Micro-loans, Insecticide-Treated Bednets and Malaria Evidence from a Randomized Controlled Trial in Orissa (India)

Micro-loans, Insecticide-Treated Bednets and Malaria Evidence from a Randomized Controlled Trial in Orissa (India)
March 2011-Alessandro Tarozzi, Aprajit Mahajan, Brian Blackbur, Dan Kopf, Lakshmi Krishnan, Joanne Yoong
Lead Center : Centre for Microfinance
Focus Area :Credit

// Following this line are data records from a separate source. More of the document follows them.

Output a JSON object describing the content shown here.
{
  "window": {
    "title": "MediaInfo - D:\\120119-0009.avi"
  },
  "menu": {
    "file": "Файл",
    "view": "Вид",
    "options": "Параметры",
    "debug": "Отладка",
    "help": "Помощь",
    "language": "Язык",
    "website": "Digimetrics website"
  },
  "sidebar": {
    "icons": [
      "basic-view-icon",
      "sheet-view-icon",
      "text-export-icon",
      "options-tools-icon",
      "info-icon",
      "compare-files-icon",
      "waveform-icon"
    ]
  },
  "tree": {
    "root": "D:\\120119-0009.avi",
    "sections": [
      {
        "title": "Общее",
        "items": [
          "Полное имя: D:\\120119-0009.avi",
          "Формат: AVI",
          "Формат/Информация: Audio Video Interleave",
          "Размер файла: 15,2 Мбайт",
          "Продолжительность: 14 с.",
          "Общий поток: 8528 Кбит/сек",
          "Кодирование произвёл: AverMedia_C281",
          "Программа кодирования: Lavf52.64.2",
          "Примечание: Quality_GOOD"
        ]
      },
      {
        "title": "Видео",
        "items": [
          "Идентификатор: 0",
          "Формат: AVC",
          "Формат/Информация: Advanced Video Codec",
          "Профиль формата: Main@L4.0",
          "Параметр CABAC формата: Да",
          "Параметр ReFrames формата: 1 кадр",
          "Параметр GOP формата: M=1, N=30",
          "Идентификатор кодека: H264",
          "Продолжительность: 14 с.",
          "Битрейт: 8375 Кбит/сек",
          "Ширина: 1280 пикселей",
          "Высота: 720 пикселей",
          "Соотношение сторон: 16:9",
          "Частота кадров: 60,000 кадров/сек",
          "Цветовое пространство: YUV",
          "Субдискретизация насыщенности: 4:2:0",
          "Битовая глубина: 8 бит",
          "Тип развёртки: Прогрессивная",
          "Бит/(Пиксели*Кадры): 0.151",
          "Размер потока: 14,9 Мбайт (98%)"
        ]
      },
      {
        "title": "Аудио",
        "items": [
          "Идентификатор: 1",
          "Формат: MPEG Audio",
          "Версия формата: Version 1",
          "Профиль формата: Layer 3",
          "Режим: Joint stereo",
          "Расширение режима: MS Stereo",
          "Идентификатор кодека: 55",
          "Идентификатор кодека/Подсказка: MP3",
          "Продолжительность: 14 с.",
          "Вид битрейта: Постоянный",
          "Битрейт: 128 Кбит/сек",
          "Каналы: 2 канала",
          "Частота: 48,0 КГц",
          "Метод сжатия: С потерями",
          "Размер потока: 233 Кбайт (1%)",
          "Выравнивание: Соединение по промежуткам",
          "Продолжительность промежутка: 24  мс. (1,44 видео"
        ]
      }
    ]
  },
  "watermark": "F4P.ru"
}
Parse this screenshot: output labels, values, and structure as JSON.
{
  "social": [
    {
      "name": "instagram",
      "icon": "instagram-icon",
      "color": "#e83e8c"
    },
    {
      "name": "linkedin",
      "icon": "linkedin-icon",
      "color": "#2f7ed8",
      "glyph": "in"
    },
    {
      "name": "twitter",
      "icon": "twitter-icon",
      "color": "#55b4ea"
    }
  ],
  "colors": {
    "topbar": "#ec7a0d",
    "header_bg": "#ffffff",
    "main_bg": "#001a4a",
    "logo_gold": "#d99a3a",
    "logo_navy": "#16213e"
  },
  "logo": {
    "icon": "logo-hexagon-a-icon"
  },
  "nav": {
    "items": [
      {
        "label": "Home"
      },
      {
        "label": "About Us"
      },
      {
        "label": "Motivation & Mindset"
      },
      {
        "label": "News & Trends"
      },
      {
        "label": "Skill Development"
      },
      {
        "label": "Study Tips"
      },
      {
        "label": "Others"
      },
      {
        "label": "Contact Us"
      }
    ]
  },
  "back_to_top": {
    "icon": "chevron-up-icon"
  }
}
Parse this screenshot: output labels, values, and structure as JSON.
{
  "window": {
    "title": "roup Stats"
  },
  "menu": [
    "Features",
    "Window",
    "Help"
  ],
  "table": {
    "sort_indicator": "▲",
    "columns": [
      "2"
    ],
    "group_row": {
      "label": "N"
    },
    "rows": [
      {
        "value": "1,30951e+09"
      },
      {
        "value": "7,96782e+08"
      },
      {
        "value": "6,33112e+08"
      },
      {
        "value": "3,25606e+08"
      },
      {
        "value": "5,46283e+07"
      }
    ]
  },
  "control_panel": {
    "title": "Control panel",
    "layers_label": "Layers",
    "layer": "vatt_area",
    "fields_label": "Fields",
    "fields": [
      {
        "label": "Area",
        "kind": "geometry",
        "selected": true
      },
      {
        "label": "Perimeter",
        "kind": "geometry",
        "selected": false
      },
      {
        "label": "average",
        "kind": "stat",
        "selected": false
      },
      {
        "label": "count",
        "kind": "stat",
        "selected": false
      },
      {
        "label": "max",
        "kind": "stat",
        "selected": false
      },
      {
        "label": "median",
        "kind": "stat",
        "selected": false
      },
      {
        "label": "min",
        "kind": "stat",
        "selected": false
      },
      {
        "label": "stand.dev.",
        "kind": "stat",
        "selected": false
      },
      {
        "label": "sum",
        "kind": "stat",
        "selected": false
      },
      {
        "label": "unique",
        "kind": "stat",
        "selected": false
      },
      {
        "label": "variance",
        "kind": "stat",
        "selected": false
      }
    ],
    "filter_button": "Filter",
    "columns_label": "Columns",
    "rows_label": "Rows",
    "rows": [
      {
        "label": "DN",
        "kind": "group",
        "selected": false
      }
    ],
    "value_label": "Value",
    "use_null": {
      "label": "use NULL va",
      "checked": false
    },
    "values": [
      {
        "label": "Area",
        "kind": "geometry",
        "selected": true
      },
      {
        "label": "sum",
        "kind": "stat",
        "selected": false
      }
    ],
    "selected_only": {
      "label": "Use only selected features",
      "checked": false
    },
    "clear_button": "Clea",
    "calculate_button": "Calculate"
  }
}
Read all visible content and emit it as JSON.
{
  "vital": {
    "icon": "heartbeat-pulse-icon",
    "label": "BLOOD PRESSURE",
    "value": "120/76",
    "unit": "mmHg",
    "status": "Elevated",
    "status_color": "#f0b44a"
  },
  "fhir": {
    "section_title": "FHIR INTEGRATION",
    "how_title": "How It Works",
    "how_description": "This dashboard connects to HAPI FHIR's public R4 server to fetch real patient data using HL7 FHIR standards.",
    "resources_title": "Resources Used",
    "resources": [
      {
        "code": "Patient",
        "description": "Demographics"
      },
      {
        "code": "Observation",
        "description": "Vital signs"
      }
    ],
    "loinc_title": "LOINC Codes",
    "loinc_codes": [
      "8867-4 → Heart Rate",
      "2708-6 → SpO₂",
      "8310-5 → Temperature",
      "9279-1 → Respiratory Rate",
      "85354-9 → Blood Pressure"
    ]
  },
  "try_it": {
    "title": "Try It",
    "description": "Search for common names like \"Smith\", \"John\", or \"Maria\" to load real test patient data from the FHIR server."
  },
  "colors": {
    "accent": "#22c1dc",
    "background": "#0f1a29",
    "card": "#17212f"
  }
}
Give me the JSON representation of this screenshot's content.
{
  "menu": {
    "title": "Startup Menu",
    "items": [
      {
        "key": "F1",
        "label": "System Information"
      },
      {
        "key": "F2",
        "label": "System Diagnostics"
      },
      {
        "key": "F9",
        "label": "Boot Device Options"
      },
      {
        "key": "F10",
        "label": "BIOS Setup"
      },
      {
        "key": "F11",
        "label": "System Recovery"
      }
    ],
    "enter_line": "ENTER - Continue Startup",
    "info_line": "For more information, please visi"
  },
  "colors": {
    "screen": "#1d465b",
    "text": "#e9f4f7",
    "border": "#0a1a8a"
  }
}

Many severe health risks in developing countries could be substantially reduced with access to appropriate preventive measures. However, the associated costs are often high enough to restrict access among poor households, and free provision through public health campaigns is often not financially feasible. We describe findings from the first large-scale cluster randomized controlled trial in a developing country context that evaluates the uptake of a health-protecting technology, insecticide-treated bednets (ITNs), through micro-consumer loans, as compared to free distribution and control conditions. Numerous studies have shown that widespread, regular use of ITNs is one the most effective preventive measures against malaria. However, ownership rates remain very low in most malarious areas, including our study areas in rural Orissa (India).


Related Projects : Microloans, Bednets and Malaria: Evidence from a Randomized Controlled Trial in Orissa

Many severe health risks in developing countries could be substantially reduced with access to appropriate preventive measures. However, the associated costs are often high enough to restrict access among poor households, and free provision through public health campaigns is often not financially feasible. We describe findings from the first large-scale cluster randomized controlled trial in a developing country context that evaluates the uptake of a health-protecting technology, insecticide-treated bednets (ITNs), through micro-consumer loans, as compared to free distribution and control conditions. Numerous studies have shown that widespread, regular use of ITNs is one the most effective preventive measures against malaria. However, ownership rates remain very low in most malarious areas, including our study areas in rural Orissa (India).